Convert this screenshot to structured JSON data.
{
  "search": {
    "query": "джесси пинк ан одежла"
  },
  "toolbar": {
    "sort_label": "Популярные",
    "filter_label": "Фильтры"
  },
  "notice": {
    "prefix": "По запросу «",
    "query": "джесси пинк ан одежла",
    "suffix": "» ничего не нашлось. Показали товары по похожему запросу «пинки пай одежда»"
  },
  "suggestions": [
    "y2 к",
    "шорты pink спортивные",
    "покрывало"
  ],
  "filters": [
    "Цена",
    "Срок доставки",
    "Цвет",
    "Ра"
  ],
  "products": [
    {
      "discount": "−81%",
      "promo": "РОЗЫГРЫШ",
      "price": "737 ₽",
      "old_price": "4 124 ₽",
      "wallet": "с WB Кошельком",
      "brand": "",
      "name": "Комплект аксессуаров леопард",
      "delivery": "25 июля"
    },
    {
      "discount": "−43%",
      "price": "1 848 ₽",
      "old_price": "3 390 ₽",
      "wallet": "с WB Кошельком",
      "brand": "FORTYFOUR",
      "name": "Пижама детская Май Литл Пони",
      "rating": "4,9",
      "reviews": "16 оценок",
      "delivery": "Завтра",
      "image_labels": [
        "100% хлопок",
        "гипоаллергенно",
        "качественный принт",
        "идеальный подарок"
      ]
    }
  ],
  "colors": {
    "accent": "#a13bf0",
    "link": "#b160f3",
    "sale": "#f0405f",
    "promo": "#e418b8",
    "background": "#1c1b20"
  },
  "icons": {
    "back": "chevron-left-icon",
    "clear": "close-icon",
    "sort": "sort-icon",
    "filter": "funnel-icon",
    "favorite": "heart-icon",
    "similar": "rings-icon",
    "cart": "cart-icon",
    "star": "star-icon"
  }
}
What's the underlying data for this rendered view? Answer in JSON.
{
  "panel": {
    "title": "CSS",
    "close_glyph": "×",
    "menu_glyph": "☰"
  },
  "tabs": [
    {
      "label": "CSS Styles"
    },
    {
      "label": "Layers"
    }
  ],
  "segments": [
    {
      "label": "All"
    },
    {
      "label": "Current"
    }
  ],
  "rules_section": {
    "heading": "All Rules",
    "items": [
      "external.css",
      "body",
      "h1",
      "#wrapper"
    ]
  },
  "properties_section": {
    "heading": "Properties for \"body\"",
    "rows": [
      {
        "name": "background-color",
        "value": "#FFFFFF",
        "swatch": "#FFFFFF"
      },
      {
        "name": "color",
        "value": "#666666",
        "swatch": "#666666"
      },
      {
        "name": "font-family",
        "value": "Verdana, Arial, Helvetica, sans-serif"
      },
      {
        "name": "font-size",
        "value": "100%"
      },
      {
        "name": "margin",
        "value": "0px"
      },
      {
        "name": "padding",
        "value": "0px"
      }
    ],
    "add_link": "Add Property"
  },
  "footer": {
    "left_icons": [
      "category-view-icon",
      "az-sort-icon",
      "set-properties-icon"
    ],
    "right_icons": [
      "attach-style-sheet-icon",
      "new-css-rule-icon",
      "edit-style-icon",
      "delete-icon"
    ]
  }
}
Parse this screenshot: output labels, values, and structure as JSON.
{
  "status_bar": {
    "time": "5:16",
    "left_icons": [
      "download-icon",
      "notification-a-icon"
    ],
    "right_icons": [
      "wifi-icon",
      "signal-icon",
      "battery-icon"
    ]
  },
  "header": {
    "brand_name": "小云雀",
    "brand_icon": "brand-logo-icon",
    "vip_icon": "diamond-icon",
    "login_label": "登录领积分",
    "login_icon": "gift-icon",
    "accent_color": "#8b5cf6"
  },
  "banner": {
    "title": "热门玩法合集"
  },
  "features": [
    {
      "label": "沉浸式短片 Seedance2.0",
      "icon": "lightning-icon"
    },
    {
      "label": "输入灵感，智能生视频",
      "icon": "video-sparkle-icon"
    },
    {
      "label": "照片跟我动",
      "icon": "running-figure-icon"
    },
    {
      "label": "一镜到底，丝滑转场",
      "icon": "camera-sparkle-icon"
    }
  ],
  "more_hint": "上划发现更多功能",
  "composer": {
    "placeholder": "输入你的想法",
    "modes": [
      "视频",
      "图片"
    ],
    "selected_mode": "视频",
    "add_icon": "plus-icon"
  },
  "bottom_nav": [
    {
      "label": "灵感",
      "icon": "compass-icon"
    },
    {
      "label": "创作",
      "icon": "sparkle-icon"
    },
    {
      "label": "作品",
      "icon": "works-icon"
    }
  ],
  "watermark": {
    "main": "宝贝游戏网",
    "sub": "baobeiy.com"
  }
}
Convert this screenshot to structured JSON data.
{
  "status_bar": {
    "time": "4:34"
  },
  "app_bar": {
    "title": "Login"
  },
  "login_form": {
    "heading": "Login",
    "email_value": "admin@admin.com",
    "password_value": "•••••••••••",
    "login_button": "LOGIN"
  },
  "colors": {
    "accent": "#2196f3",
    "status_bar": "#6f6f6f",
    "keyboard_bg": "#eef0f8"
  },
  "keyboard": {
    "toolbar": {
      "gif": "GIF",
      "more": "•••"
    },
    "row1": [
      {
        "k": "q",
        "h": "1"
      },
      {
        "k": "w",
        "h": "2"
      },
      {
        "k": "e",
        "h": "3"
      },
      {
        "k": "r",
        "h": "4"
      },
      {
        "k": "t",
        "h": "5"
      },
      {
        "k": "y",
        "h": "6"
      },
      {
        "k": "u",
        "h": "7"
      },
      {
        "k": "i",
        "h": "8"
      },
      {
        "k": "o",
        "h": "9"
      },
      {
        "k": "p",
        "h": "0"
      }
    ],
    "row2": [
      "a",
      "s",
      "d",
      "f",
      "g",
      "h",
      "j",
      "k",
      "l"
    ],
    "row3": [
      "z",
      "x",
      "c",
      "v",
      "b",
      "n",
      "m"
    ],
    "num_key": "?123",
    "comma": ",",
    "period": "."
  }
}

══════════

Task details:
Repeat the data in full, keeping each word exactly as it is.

Reply:
Convert this screenshot to structured JSON data.
{
  "search": {
    "query": "джесси пинк ан одежла"
  },
  "toolbar": {
    "sort_label": "Популярные",
    "filter_label": "Фильтры"
  },
  "notice": {
    "prefix": "По запросу «",
    "query": "джесси пинк ан одежла",
    "suffix": "» ничего не нашлось. Показали товары по похожему запросу «пинки пай одежда»"
  },
  "suggestions": [
    "y2 к",
    "шорты pink спортивные",
    "покрывало"
  ],
  "filters": [
    "Цена",
    "Срок доставки",
    "Цвет",
    "Ра"
  ],
  "products": [
    {
      "discount": "−81%",
      "promo": "РОЗЫГРЫШ",
      "price": "737 ₽",
      "old_price": "4 124 ₽",
      "wallet": "с WB Кошельком",
      "brand": "",
      "name": "Комплект аксессуаров леопард",
      "delivery": "25 июля"
    },
    {
      "discount": "−43%",
      "price": "1 848 ₽",
      "old_price": "3 390 ₽",
      "wallet": "с WB Кошельком",
      "brand": "FORTYFOUR",
      "name": "Пижама детская Май Литл Пони",
      "rating": "4,9",
      "reviews": "16 оценок",
      "delivery": "Завтра",
      "image_labels": [
        "100% хлопок",
        "гипоаллергенно",
        "качественный принт",
        "идеальный подарок"
      ]
    }
  ],
  "colors": {
    "accent": "#a13bf0",
    "link": "#b160f3",
    "sale": "#f0405f",
    "promo": "#e418b8",
    "background": "#1c1b20"
  },
  "icons": {
    "back": "chevron-left-icon",
    "clear": "close-icon",
    "sort": "sort-icon",
    "filter": "funnel-icon",
    "favorite": "heart-icon",
    "similar": "rings-icon",
    "cart": "cart-icon",
    "star": "star-icon"
  }
}
What's the underlying data for this rendered view? Answer in JSON.
{
  "panel": {
    "title": "CSS",
    "close_glyph": "×",
    "menu_glyph": "☰"
  },
  "tabs": [
    {
      "label": "CSS Styles"
    },
    {
      "label": "Layers"
    }
  ],
  "segments": [
    {
      "label": "All"
    },
    {
      "label": "Current"
    }
  ],
  "rules_section": {
    "heading": "All Rules",
    "items": [
      "external.css",
      "body",
      "h1",
      "#wrapper"
    ]
  },
  "properties_section": {
    "heading": "Properties for \"body\"",
    "rows": [
      {
        "name": "background-color",
        "value": "#FFFFFF",
        "swatch": "#FFFFFF"
      },
      {
        "name": "color",
        "value": "#666666",
        "swatch": "#666666"
      },
      {
        "name": "font-family",
        "value": "Verdana, Arial, Helvetica, sans-serif"
      },
      {
        "name": "font-size",
        "value": "100%"
      },
      {
        "name": "margin",
        "value": "0px"
      },
      {
        "name": "padding",
        "value": "0px"
      }
    ],
    "add_link": "Add Property"
  },
  "footer": {
    "left_icons": [
      "category-view-icon",
      "az-sort-icon",
      "set-properties-icon"
    ],
    "right_icons": [
      "attach-style-sheet-icon",
      "new-css-rule-icon",
      "edit-style-icon",
      "delete-icon"
    ]
  }
}
Parse this screenshot: output labels, values, and structure as JSON.
{
  "status_bar": {
    "time": "5:16",
    "left_icons": [
      "download-icon",
      "notification-a-icon"
    ],
    "right_icons": [
      "wifi-icon",
      "signal-icon",
      "battery-icon"
    ]
  },
  "header": {
    "brand_name": "小云雀",
    "brand_icon": "brand-logo-icon",
    "vip_icon": "diamond-icon",
    "login_label": "登录领积分",
    "login_icon": "gift-icon",
    "accent_color": "#8b5cf6"
  },
  "banner": {
    "title": "热门玩法合集"
  },
  "features": [
    {
      "label": "沉浸式短片 Seedance2.0",
      "icon": "lightning-icon"
    },
    {
      "label": "输入灵感，智能生视频",
      "icon": "video-sparkle-icon"
    },
    {
      "label": "照片跟我动",
      "icon": "running-figure-icon"
    },
    {
      "label": "一镜到底，丝滑转场",
      "icon": "camera-sparkle-icon"
    }
  ],
  "more_hint": "上划发现更多功能",
  "composer": {
    "placeholder": "输入你的想法",
    "modes": [
      "视频",
      "图片"
    ],
    "selected_mode": "视频",
    "add_icon": "plus-icon"
  },
  "bottom_nav": [
    {
      "label": "灵感",
      "icon": "compass-icon"
    },
    {
      "label": "创作",
      "icon": "sparkle-icon"
    },
    {
      "label": "作品",
      "icon": "works-icon"
    }
  ],
  "watermark": {
    "main": "宝贝游戏网",
    "sub": "baobeiy.com"
  }
}
Convert this screenshot to structured JSON data.
{
  "status_bar": {
    "time": "4:34"
  },
  "app_bar": {
    "title": "Login"
  },
  "login_form": {
    "heading": "Login",
    "email_value": "admin@admin.com",
    "password_value": "•••••••••••",
    "login_button": "LOGIN"
  },
  "colors": {
    "accent": "#2196f3",
    "status_bar": "#6f6f6f",
    "keyboard_bg": "#eef0f8"
  },
  "keyboard": {
    "toolbar": {
      "gif": "GIF",
      "more": "•••"
    },
    "row1": [
      {
        "k": "q",
        "h": "1"
      },
      {
        "k": "w",
        "h": "2"
      },
      {
        "k": "e",
        "h": "3"
      },
      {
        "k": "r",
        "h": "4"
      },
      {
        "k": "t",
        "h": "5"
      },
      {
        "k": "y",
        "h": "6"
      },
      {
        "k": "u",
        "h": "7"
      },
      {
        "k": "i",
        "h": "8"
      },
      {
        "k": "o",
        "h": "9"
      },
      {
        "k": "p",
        "h": "0"
      }
    ],
    "row2": [
      "a",
      "s",
      "d",
      "f",
      "g",
      "h",
      "j",
      "k",
      "l"
    ],
    "row3": [
      "z",
      "x",
      "c",
      "v",
      "b",
      "n",
      "m"
    ],
    "num_key": "?123",
    "comma": ",",
    "period": "."
  }
}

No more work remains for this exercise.